RTPI To Reopen Museum To Public On Saturday
Closed since March 16, the Roger Tory Peterson Institute will reopen its museum on Saturday, July 18.
“My first official act, on my first day as the new CEO of the institute, was to close the museum to the public. It will be a relief and a joy to reopen our doors and welcome back our many friends and supporters,” said Arthur Pearson.
Technically, the museum could have reopened June 30 — that’s the day Governor Cuomo announced Phase Four reopening for Western New York. However, RTPI has taken extra time to ensure the health and safety of staff and visitors.
“Health and safety is our No. 1 priority,” Pearson said referring to the detailed reopening plan he and his staff have developed in accordance with guidelines provided by the CDC, the state of New York and the American Alliance of Museums, among others.
The plan lays out enhanced measures for minimizing risk while still providing for an engaging museum experience.
Initially, the total number of visitors allowed in the museum will be limited to one-third capacity to ensure everyone can maintain required social distancing. There will be signs posted limiting the number of people allowed per gallery. All visitors will be required to wear masks at all times — and to wear them “right.” Pearson and his staff have developed information signage that reminds visitors to wear masks over mouth and nose, using Roger Tory Peterson’s famous field guide art to demonstrate.
“Peterson was a great artist,” Pearson said. “He also was a great teacher. We’re repurposing his iconic bird images throughout the museum to inform and instruct our visitors how to be safe while visiting us.”
Pearson hopes visitors will notice other things about the museum, as well.
“Being closed for four months was a huge strain, financially,” Pearson says. “But it also gave us time to rethink and retool a few things.”
As one example, RTPI conducted an analysis of museum sales over the past three years, leading to a complete refresh of its museum store.
“Everything came off the shelves,” said Jane Johnson, director of museum operations. “We restocked with new and priority items that better celebrate Roger’s legacy at the intersection of art and nature. We even adopted a new name: The Snowy Owl Museum Store.”
Emphasizing health and safety first, Pearson plans to roll out a schedule of programs and events to complement the refreshed and reopened museum.
“Our museum extends outdoors, as well, where we plan to host regular bird walks in our preserve and yoga classes on the back patio. We installed a picnic area in view of our new pollinator meadow and cafe tables in our outdoor courtyard — to encourage visitors to spend time with us — safely — surrounded by the beauty of nature, architecture and art,” Pearson said.
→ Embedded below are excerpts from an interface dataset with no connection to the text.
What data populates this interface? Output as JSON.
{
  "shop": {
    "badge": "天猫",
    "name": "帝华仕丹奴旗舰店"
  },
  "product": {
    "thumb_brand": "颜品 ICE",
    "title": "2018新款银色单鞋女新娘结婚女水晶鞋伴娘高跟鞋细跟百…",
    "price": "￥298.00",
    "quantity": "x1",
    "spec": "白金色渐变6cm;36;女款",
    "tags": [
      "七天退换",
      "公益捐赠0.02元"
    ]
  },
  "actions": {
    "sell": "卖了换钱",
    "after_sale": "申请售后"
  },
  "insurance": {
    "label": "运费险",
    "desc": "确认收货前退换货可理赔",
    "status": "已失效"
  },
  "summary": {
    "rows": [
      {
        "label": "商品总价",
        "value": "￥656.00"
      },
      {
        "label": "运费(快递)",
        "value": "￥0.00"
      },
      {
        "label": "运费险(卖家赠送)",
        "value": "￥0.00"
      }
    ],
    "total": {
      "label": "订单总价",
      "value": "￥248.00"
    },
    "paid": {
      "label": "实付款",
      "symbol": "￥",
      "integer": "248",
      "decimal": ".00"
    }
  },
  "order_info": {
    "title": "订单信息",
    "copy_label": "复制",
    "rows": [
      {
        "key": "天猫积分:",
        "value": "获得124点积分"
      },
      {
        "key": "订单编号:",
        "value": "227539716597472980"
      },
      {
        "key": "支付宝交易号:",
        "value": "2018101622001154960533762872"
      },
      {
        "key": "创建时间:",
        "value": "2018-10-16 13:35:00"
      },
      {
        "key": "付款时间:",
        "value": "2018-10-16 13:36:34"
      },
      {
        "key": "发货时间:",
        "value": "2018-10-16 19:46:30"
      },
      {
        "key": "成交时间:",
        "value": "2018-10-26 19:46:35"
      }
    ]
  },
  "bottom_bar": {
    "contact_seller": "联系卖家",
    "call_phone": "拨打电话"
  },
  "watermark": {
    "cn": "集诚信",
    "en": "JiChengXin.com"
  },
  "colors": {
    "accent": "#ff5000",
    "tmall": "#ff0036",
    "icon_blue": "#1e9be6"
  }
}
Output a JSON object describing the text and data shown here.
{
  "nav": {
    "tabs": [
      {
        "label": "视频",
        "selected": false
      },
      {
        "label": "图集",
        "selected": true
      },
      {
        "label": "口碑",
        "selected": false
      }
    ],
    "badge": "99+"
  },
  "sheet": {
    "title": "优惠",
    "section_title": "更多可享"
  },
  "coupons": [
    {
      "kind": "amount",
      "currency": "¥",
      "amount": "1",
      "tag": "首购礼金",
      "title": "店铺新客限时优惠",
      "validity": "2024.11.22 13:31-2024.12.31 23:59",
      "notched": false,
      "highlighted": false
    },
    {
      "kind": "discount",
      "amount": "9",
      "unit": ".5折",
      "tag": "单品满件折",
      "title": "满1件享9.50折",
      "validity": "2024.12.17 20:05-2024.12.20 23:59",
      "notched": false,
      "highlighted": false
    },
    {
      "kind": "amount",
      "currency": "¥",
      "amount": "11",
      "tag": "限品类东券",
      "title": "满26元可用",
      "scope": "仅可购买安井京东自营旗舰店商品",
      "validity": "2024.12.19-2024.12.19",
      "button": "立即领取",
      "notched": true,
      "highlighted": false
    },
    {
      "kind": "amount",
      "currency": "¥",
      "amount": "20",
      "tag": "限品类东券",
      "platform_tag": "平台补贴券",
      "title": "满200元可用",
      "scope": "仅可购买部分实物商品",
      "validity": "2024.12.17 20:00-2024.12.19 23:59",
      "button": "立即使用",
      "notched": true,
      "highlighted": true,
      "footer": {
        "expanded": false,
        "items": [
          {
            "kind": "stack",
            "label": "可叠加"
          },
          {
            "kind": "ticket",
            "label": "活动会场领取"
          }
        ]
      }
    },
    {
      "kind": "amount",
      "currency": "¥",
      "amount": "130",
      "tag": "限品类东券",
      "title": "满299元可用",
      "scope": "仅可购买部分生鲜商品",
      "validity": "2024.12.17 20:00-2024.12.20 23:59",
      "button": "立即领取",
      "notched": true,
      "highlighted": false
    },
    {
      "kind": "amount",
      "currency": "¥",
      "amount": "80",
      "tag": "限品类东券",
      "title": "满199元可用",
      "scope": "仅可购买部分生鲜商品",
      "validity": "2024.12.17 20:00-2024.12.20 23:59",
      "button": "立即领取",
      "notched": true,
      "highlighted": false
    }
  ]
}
The Roger Tory Peterson Institute of Natural History is home to the largest, most comprehensive collection of Peterson’s artwork and related archival materials. Peterson, the only artist-naturalist to receive the Presidential Medal of Freedom, is best known for his field guides.
The first — A Field Guide to the Birds — published in 1934, sparked a worldwide movement to connect people with nature as never before. Peterson authored and illustrated dozens of guides — for birds, plants, insects and other natural flora and fauna — selling millions of copies and becoming an international ambassador for protecting our natural resources.
Today, the Peterson Collection anchors a exhibition schedule that also features the artwork of some of the world’s most revered nature artists. The collection is available to artists, researchers and scholars, and is used to anchor an array of education and research programs — all geared toward fostering an enduring love, appreciation and protection of our natural world.